Required action: The following entries are to be repeated exactly, and the pictures are to be left behind.

[Data records for software interfaces]
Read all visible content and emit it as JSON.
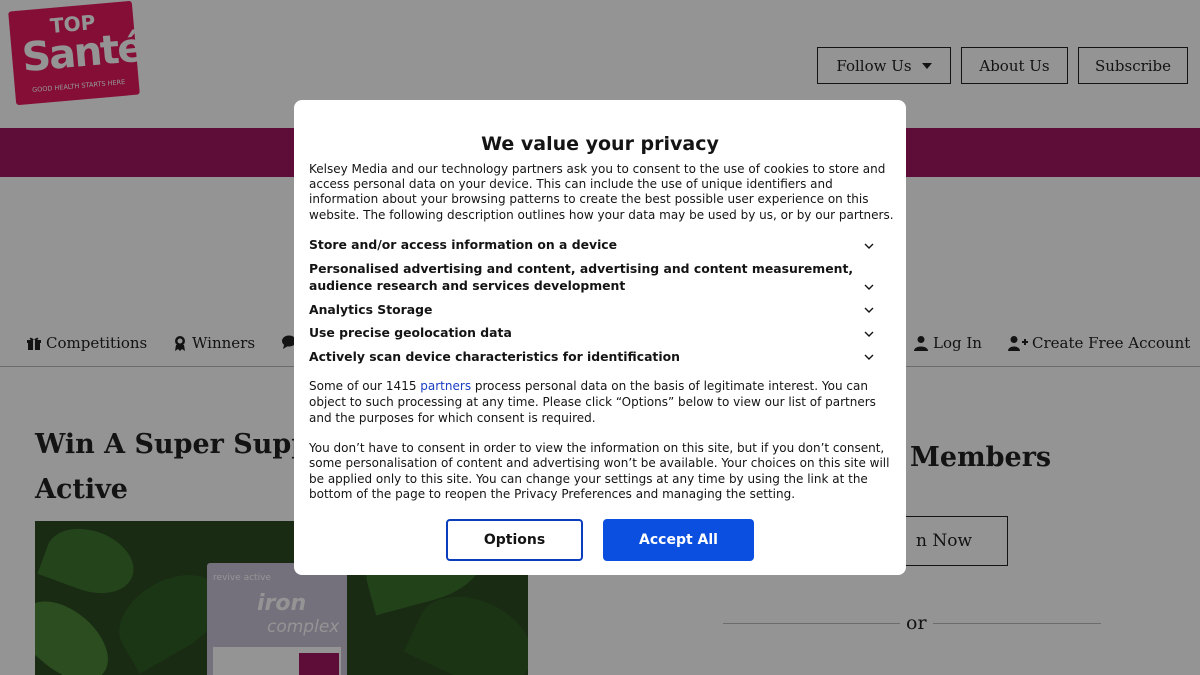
{
  "header": {
    "logo": {
      "line1": "TOP",
      "line2": "Santé",
      "tagline": "GOOD HEALTH STARTS HERE"
    },
    "buttons": {
      "follow_us": "Follow Us",
      "about_us": "About Us",
      "subscribe": "Subscribe"
    }
  },
  "nav": {
    "competitions": "Competitions",
    "winners": "Winners",
    "log_in": "Log In",
    "create_account": "Create Free Account"
  },
  "article": {
    "title": "Win A Super Supple Active",
    "title_line1": "Win A Super Supple",
    "title_line2": "Active",
    "image_brand": "revive active",
    "image_product": "iron",
    "image_product_sub": "complex"
  },
  "sidebar": {
    "members_heading": "Members",
    "join_button": "n Now",
    "or_text": "or"
  },
  "modal": {
    "title": "We value your privacy",
    "intro": "Kelsey Media and our technology partners ask you to consent to the use of cookies to store and access personal data on your device. This can include the use of unique identifiers and information about your browsing patterns to create the best possible user experience on this website. The following description outlines how your data may be used by us, or by our partners.",
    "purposes": [
      "Store and/or access information on a device",
      "Personalised advertising and content, advertising and content measurement, audience research and services development",
      "Analytics Storage",
      "Use precise geolocation data",
      "Actively scan device characteristics for identification"
    ],
    "legit_prefix": "Some of our 1415 ",
    "legit_link": "partners",
    "legit_suffix": " process personal data on the basis of legitimate interest. You can object to such processing at any time. Please click “Options” below to view our list of partners and the purposes for which consent is required.",
    "consent_text": "You don’t have to consent in order to view the information on this site, but if you don’t consent, some personalisation of content and advertising won’t be available. Your choices on this site will be applied only to this site. You can change your settings at any time by using the link at the bottom of the page to reopen the Privacy Preferences and managing the setting.",
    "options_button": "Options",
    "accept_button": "Accept All"
  },
  "colors": {
    "brand_pink": "#e6195f",
    "band": "#a0185f",
    "accept_blue": "#0b4fe0",
    "link_blue": "#1a3ec4"
  }
}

Solution to this task:
Read all visible content and emit it as JSON.
{
  "header": {
    "logo": {
      "line1": "TOP",
      "line2": "Santé",
      "tagline": "GOOD HEALTH STARTS HERE"
    },
    "buttons": {
      "follow_us": "Follow Us",
      "about_us": "About Us",
      "subscribe": "Subscribe"
    }
  },
  "nav": {
    "competitions": "Competitions",
    "winners": "Winners",
    "log_in": "Log In",
    "create_account": "Create Free Account"
  },
  "article": {
    "title": "Win A Super Supple Active",
    "title_line1": "Win A Super Supple",
    "title_line2": "Active",
    "image_brand": "revive active",
    "image_product": "iron",
    "image_product_sub": "complex"
  },
  "sidebar": {
    "members_heading": "Members",
    "join_button": "n Now",
    "or_text": "or"
  },
  "modal": {
    "title": "We value your privacy",
    "intro": "Kelsey Media and our technology partners ask you to consent to the use of cookies to store and access personal data on your device. This can include the use of unique identifiers and information about your browsing patterns to create the best possible user experience on this website. The following description outlines how your data may be used by us, or by our partners.",
    "purposes": [
      "Store and/or access information on a device",
      "Personalised advertising and content, advertising and content measurement, audience research and services development",
      "Analytics Storage",
      "Use precise geolocation data",
      "Actively scan device characteristics for identification"
    ],
    "legit_prefix": "Some of our 1415 ",
    "legit_link": "partners",
    "legit_suffix": " process personal data on the basis of legitimate interest. You can object to such processing at any time. Please click “Options” below to view our list of partners and the purposes for which consent is required.",
    "consent_text": "You don’t have to consent in order to view the information on this site, but if you don’t consent, some personalisation of content and advertising won’t be available. Your choices on this site will be applied only to this site. You can change your settings at any time by using the link at the bottom of the page to reopen the Privacy Preferences and managing the setting.",
    "options_button": "Options",
    "accept_button": "Accept All"
  },
  "colors": {
    "brand_pink": "#e6195f",
    "band": "#a0185f",
    "accept_blue": "#0b4fe0",
    "link_blue": "#1a3ec4"
  }
}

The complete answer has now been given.